• PROMPT: Could you report every line from the entries that includes the word "description"?

══ SUPPLIED RECORDS ══

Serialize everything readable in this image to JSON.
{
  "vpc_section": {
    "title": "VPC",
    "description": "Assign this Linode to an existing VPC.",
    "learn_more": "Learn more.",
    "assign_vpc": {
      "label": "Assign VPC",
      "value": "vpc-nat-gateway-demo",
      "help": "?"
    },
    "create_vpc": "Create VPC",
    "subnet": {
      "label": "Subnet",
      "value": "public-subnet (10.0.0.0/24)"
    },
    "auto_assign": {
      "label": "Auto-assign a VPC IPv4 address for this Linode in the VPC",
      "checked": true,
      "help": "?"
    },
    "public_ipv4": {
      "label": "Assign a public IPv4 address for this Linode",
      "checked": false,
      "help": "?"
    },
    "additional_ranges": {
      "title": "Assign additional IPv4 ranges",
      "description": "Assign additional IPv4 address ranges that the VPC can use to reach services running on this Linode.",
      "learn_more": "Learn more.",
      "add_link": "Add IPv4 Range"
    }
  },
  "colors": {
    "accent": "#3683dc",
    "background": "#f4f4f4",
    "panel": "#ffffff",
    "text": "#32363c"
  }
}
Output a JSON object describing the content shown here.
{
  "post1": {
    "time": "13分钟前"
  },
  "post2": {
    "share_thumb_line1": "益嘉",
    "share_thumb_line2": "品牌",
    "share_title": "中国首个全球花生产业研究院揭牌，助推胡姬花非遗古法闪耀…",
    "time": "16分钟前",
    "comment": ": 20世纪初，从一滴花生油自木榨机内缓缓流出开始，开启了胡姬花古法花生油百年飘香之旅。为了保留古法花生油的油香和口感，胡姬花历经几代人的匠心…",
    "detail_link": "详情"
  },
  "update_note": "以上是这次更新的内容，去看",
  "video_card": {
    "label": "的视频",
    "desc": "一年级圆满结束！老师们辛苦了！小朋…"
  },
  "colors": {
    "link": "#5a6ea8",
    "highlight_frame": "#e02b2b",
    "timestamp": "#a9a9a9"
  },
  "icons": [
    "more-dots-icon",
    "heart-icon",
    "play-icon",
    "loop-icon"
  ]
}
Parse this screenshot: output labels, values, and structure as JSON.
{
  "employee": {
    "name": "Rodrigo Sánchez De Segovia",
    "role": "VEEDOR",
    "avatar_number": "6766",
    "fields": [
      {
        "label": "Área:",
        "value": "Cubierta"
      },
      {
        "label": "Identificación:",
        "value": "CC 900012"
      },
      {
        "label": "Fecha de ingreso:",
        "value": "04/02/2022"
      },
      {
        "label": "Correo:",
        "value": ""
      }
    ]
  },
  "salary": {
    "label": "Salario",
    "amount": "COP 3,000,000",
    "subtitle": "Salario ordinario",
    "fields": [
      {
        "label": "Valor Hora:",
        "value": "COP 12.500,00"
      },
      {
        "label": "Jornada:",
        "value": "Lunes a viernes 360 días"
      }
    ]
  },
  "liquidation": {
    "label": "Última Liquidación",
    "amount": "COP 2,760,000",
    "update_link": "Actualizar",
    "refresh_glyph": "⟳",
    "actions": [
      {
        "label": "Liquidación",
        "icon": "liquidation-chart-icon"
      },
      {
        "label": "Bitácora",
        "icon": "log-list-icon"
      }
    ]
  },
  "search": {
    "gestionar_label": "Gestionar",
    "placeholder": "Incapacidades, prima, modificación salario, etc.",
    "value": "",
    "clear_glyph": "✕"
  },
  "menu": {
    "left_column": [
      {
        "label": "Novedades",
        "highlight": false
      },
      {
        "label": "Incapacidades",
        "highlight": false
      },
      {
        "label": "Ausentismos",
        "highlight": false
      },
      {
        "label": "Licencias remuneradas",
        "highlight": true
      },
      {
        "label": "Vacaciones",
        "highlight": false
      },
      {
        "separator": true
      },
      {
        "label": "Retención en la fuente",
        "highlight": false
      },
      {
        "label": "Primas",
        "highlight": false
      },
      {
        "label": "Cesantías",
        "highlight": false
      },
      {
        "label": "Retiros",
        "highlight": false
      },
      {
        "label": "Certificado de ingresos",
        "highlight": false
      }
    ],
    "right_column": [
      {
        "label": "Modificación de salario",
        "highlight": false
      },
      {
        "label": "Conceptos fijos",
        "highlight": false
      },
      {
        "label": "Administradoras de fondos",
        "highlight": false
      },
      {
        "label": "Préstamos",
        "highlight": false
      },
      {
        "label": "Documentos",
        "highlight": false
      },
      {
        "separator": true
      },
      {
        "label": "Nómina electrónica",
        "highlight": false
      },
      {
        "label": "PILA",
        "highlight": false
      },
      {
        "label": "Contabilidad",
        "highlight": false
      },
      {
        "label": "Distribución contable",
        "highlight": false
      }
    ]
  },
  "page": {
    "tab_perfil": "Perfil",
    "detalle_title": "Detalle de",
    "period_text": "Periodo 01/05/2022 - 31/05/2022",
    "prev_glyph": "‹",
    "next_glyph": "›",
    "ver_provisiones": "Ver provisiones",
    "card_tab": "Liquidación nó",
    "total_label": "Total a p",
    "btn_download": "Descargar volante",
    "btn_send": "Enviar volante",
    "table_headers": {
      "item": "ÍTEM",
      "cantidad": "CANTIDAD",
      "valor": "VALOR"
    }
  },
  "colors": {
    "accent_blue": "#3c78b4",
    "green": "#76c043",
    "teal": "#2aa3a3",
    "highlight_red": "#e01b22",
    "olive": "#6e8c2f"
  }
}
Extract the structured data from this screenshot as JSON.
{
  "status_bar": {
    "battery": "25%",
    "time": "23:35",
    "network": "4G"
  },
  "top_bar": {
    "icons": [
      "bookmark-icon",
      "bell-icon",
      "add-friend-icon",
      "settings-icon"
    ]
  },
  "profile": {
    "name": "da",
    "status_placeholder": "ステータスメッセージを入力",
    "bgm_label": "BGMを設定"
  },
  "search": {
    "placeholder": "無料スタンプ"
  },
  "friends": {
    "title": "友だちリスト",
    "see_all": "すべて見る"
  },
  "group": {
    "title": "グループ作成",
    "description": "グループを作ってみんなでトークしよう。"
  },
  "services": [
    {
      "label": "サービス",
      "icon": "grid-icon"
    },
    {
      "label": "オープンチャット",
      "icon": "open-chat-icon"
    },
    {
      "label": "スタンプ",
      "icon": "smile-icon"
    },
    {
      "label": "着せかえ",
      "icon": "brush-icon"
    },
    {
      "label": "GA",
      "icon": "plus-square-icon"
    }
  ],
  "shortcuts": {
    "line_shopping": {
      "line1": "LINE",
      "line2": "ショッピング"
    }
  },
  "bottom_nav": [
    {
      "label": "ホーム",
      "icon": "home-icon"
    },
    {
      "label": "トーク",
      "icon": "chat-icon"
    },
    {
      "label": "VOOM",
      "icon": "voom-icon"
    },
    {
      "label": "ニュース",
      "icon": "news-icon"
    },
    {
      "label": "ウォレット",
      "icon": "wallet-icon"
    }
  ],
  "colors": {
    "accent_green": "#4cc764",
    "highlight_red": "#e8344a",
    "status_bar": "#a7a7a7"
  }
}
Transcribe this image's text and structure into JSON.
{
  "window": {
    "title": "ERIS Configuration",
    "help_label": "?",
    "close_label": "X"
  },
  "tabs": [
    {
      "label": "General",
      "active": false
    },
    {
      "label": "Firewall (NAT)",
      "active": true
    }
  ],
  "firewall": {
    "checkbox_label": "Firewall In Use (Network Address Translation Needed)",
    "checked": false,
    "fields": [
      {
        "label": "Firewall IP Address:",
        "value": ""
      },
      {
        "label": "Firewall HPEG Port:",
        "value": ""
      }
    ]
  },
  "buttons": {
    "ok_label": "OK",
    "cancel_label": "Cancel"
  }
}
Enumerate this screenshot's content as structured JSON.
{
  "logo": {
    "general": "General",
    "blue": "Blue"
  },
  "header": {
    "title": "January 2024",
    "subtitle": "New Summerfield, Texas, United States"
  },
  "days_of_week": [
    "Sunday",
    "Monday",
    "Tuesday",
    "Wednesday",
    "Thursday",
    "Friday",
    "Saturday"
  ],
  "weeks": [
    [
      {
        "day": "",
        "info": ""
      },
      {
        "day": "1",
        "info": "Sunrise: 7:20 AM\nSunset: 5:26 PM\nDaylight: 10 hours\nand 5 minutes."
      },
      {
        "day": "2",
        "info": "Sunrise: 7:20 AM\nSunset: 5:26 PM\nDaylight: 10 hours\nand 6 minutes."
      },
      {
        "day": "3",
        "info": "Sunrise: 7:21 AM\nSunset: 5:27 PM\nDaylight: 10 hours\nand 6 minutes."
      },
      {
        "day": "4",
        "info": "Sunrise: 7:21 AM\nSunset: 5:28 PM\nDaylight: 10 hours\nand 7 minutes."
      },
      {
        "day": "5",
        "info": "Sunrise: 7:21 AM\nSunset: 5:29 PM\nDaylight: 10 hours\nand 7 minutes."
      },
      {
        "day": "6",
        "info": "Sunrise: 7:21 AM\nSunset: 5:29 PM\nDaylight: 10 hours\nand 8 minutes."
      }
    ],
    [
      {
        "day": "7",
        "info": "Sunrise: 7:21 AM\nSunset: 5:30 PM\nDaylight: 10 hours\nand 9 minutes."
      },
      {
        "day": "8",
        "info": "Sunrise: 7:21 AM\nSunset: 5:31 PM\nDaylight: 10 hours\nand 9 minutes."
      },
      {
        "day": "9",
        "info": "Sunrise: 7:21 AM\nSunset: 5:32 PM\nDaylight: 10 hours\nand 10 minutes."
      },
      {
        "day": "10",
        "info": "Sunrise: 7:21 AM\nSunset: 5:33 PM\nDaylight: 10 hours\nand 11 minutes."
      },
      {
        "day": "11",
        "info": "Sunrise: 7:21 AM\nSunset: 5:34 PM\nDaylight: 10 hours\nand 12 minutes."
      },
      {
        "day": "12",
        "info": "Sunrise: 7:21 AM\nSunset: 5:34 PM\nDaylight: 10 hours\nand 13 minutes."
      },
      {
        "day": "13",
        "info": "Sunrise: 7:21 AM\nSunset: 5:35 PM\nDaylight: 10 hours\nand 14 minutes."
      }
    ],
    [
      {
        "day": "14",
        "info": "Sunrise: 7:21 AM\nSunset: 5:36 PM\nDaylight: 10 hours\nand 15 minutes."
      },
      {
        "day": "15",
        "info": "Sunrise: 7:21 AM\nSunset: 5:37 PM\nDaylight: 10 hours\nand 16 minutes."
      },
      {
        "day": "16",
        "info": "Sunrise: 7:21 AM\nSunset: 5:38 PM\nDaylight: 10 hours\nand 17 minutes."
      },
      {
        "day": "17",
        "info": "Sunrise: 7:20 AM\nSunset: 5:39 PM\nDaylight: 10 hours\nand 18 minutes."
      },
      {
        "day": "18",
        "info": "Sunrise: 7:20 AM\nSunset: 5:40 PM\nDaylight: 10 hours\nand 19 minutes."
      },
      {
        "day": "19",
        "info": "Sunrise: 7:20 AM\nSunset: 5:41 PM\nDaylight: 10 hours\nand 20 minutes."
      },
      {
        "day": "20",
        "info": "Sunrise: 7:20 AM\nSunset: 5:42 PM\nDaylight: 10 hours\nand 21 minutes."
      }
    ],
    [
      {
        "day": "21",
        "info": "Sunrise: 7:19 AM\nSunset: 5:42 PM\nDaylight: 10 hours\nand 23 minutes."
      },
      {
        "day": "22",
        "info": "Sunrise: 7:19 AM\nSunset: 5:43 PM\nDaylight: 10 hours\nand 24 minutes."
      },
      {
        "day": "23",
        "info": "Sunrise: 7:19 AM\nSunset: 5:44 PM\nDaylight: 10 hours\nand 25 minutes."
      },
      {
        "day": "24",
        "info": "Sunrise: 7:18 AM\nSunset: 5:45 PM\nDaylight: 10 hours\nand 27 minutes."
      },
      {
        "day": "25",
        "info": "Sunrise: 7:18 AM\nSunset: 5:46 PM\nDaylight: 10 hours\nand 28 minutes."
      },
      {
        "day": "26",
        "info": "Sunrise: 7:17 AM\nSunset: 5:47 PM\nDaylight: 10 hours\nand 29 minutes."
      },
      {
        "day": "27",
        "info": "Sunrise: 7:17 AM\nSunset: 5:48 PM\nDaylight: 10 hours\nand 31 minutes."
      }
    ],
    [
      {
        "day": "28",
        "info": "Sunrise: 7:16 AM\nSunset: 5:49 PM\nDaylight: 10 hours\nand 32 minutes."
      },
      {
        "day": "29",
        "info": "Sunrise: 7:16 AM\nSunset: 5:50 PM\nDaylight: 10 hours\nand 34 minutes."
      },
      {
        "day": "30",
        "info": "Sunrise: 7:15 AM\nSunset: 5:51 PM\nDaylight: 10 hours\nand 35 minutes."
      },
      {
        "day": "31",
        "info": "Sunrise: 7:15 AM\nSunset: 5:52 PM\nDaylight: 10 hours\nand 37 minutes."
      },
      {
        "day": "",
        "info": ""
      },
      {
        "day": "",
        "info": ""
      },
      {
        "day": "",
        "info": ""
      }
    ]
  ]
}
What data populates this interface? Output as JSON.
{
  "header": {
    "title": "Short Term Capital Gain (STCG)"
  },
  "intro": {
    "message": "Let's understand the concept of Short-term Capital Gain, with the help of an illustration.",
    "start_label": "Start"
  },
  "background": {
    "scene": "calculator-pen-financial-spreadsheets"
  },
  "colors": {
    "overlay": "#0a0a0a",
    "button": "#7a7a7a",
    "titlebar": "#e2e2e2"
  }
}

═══

• FINAL ANSWER:
    "description": "Assign this Linode to an existing VPC.",
      "description": "Assign additional IPv4 address ranges that the VPC can use to reach services running on this Linode.",
    "description": "グループを作ってみんなでトークしよう。"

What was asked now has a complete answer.